The study also found that by treating sleep apnea with CPAP therapy (for at least 4 hours per night) significantly reduced this risk.5
If you snore and experience mood problems and/or daytime sleepiness, these could be the effects of untreated sleep apnea.
21.5% of people with sleep apnea experience mood problems although women with sleep apnea are more likely to report mood disturbances than men.6
People with sleep apnea are often very sleepy during the daytime. This isn’t surprising when you consider how their sleep is being constantly interrupted.
Daytime sleepiness puts you at risk of accidents. People with sleep apnea are 2.5 times more likely to be the driver in a car accident.5[/et_pb_text][et_pb_text _builder_version=”4.4.6″ hover_enabled=”0″]
How to reduce your cardiovascular risks8
Australia’s National Heart foundation recommends 7 steps to effectively reduce cardiovascular risks:
Quit smoking and avoid second hand smoke.
Eat healthy food
Eat healthy food increasing fruit and vegetables, reducing saturated fat and limiting salt.
Reduce alcohol to no more than 2 standard drinks a day.
Get active, aiming for 30 minutes of moderate physical activity on most days.
Achieve a healthy weight
Achieve a healthy weight by reducing kilojoule intake and increasing physical activity.
Reduce ‘bad’ cholesterol
Reduce ‘bad’ cholesterol if it’s raised. Your doctor can test and advise you on this.
Control your blood pressure
Get a blood pressure monitor and aim for a blood pressure of less than 130/80mmHg. Your doctor can advise you about ways to control your blood pressure.[/et_pb_text][et_pb_text _builder_version=”4.4.6″ hover_enabled=”0″]
1. Source: https://www.sleepapnea.org/carrie-fisher-yes-you-can-die-from-sleep-apnea accessed 25 June 2019.
2. Source: https://www.mayoclinic.org/diseases-conditions/sleep-apnea/symptoms-causes/syc-20377631 accessed 25 June 2019.
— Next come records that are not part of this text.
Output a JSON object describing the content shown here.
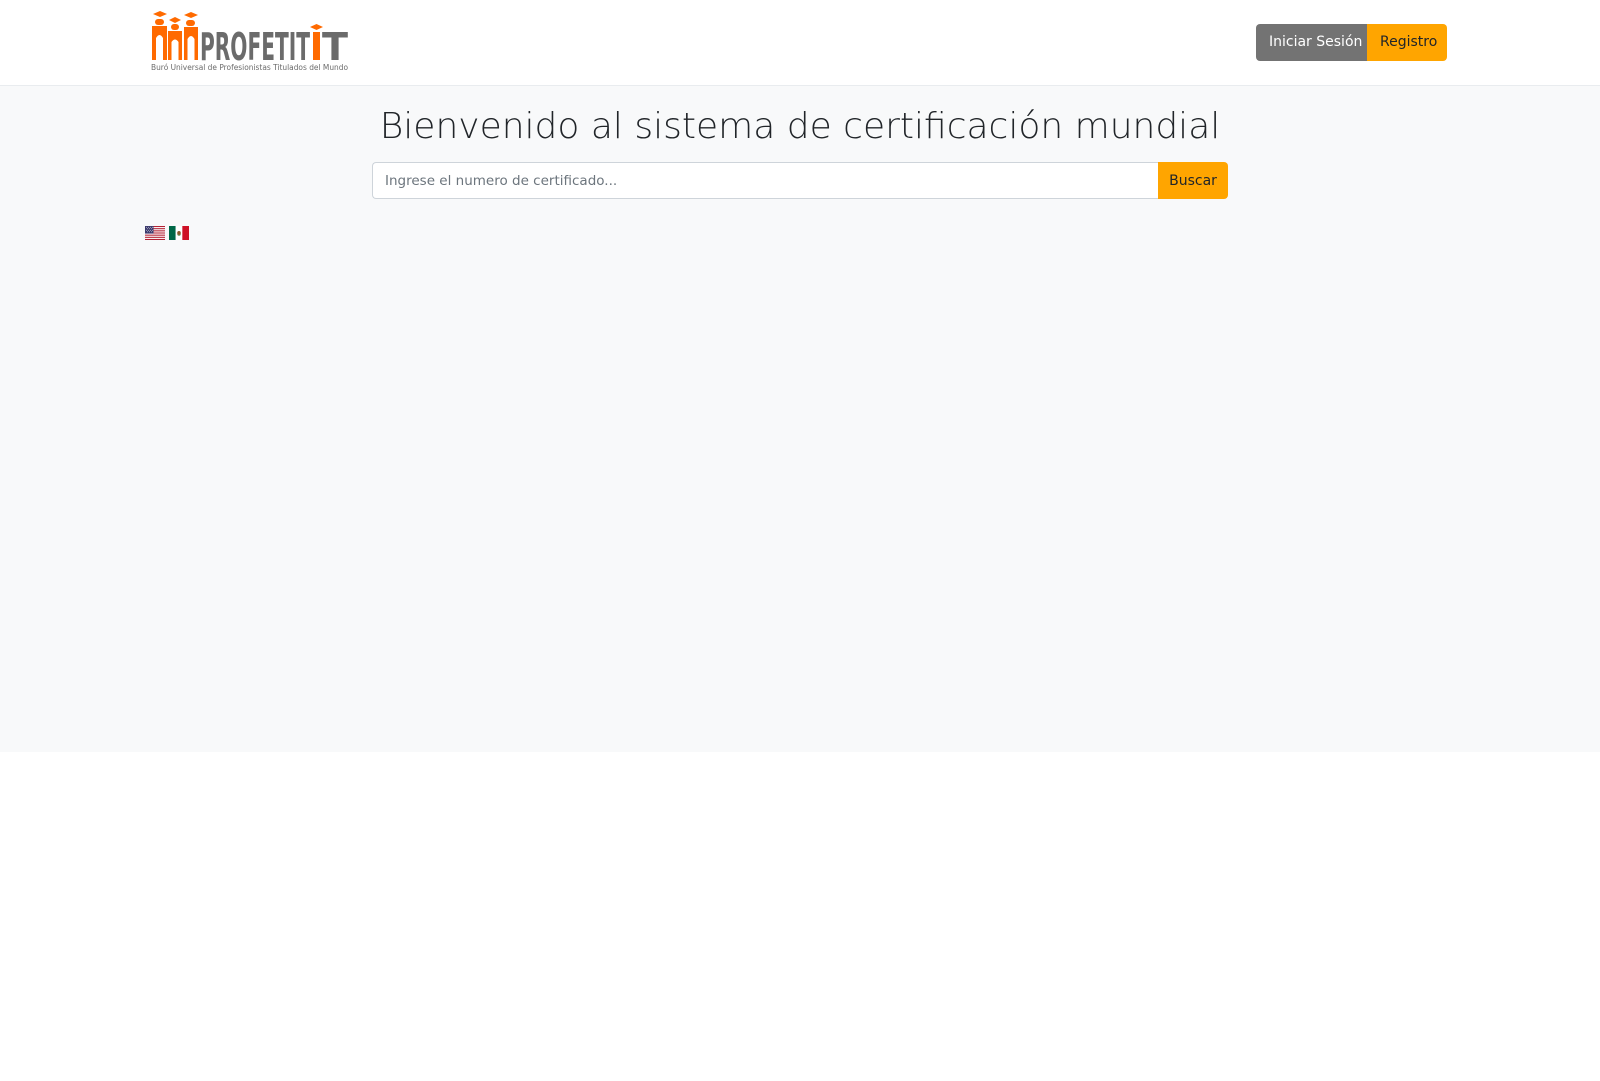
{
  "brand": {
    "name": "PROFETIT",
    "tagline": "Buró Universal de Profesionistas Titulados del Mundo",
    "colors": {
      "primary": "#ff6a00",
      "secondary": "#6b6b6b"
    }
  },
  "header": {
    "login_label": "Iniciar Sesión",
    "register_label": "Registro"
  },
  "main": {
    "title": "Bienvenido al sistema de certificación mundial",
    "search": {
      "placeholder": "Ingrese el numero de certificado...",
      "value": "",
      "button_label": "Buscar"
    },
    "languages": [
      {
        "code": "en",
        "icon": "us-flag-icon"
      },
      {
        "code": "es",
        "icon": "mexico-flag-icon"
      }
    ]
  },
  "colors": {
    "accent": "#ffa500",
    "login_button": "#737373",
    "page_bg": "#f8f9fa"
  }
}
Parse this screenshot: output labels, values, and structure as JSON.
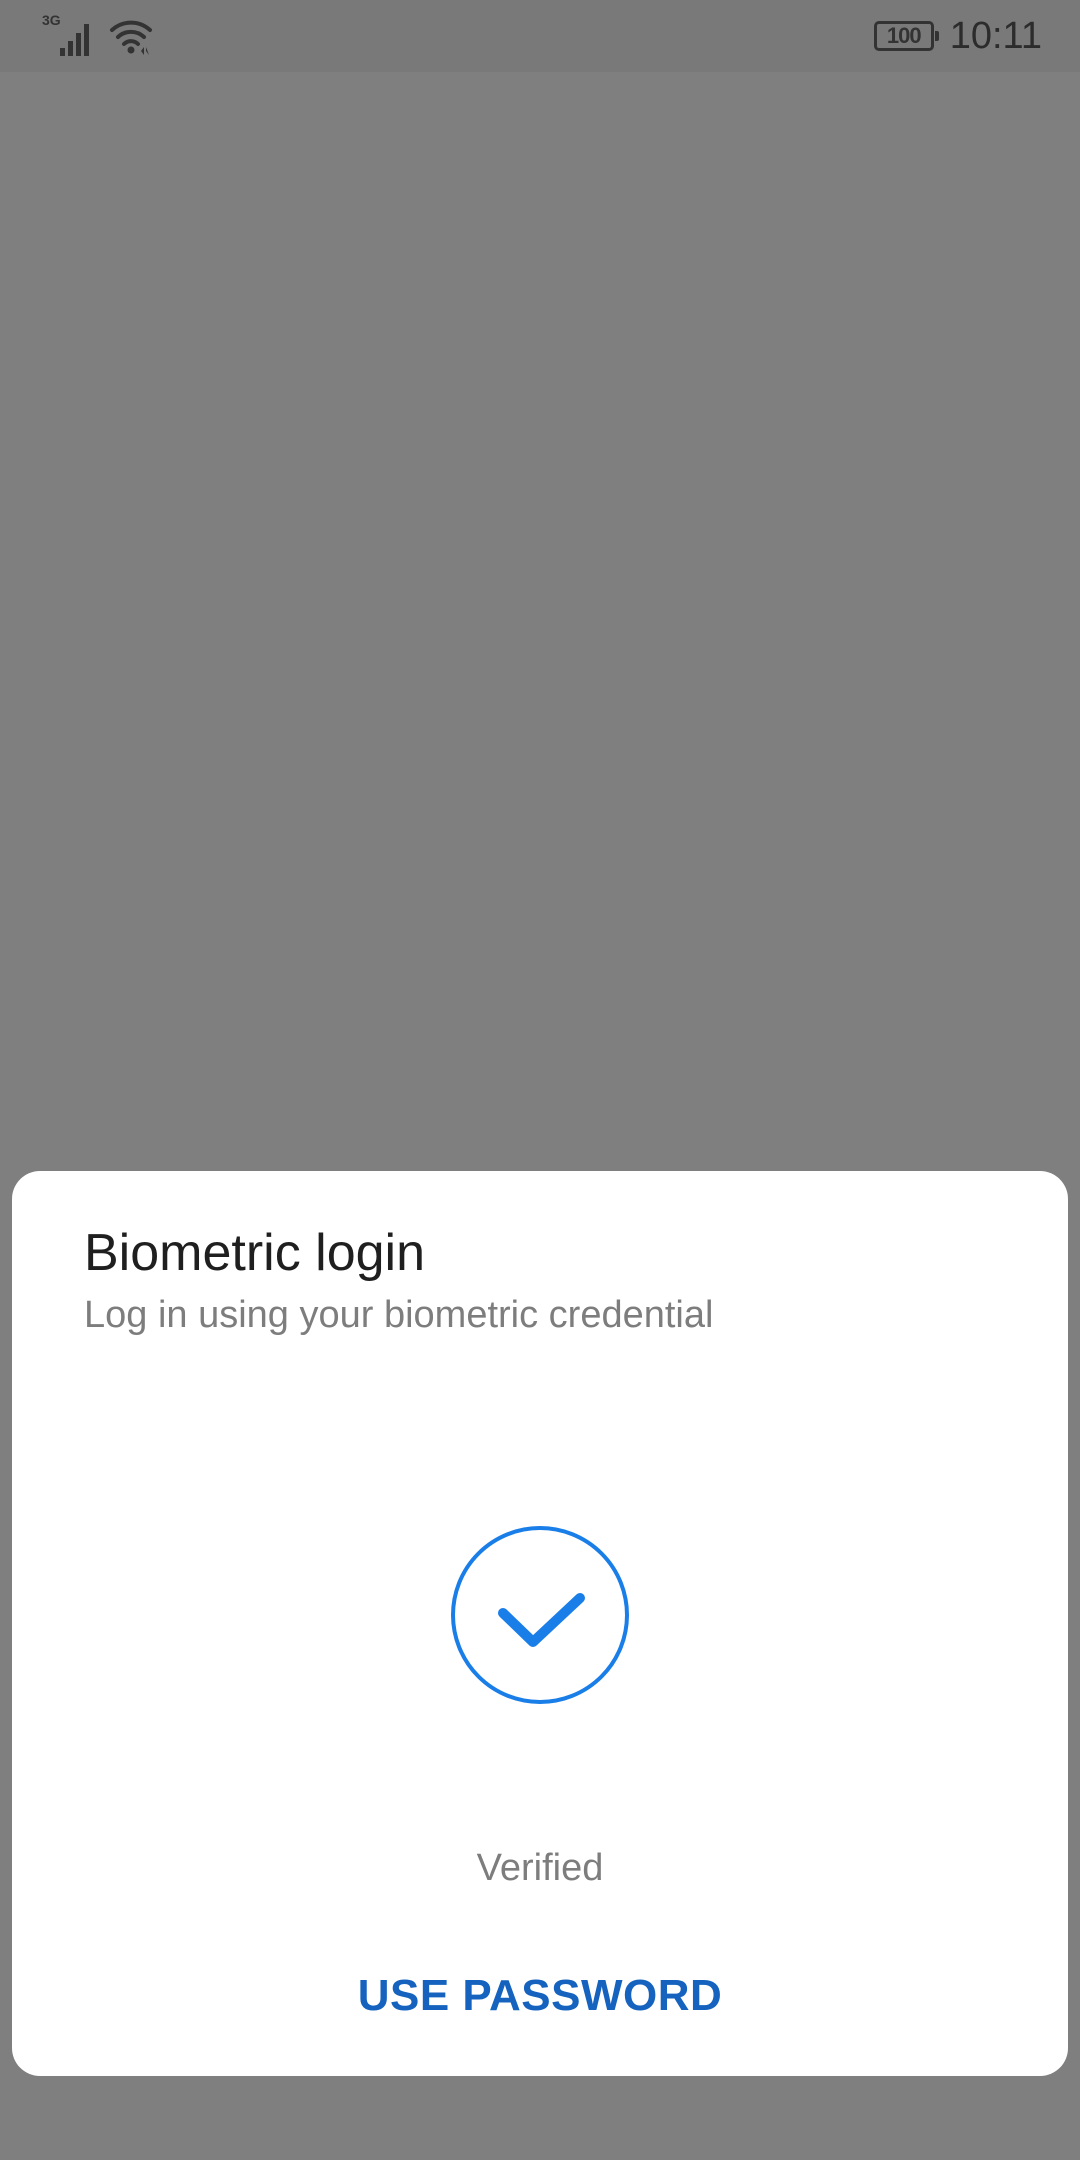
{
  "status_bar": {
    "network_type": "3G",
    "signal_icon": "signal-bars-icon",
    "wifi_icon": "wifi-icon",
    "battery_level": "100",
    "time": "10:11"
  },
  "dialog": {
    "title": "Biometric login",
    "subtitle": "Log in using your biometric credential",
    "status_icon": "checkmark-circle-icon",
    "status_text": "Verified",
    "use_password_label": "USE PASSWORD"
  },
  "colors": {
    "scrim": "#7f7f7f",
    "accent": "#1a7ee8",
    "button_text": "#1563be"
  }
}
3. Source: Young T et al. Sleep 2008;31(8):1071–8.
4. Source: Engleman HM, Douglas NJ. Thorax. 2004 Jul; 59(7):618-22.
5. Source: https://aasm.org/risk-of-motor-vehicle-accidents-is-higher-in-people-with-sleep-apnea/ accessed 24 June 2019
6. Source: Aker J et al. Sleep Breath. 2017 May;21(2):311-318.
7. Source: https://www.georgeinstitute.org/media-releases/sleep-apnea-treatment-improves-wellbeing-no-cardiovascular-benefit accessed 24 June 2019.
8. Source:https://www.heartfoundation.org.au/images/uploads/publications/Reducing-risk-in-heart-disease.pdf accessed 25 June 2019.[/et_pb_text][/et_pb_column][/et_pb_row][/et_pb_section]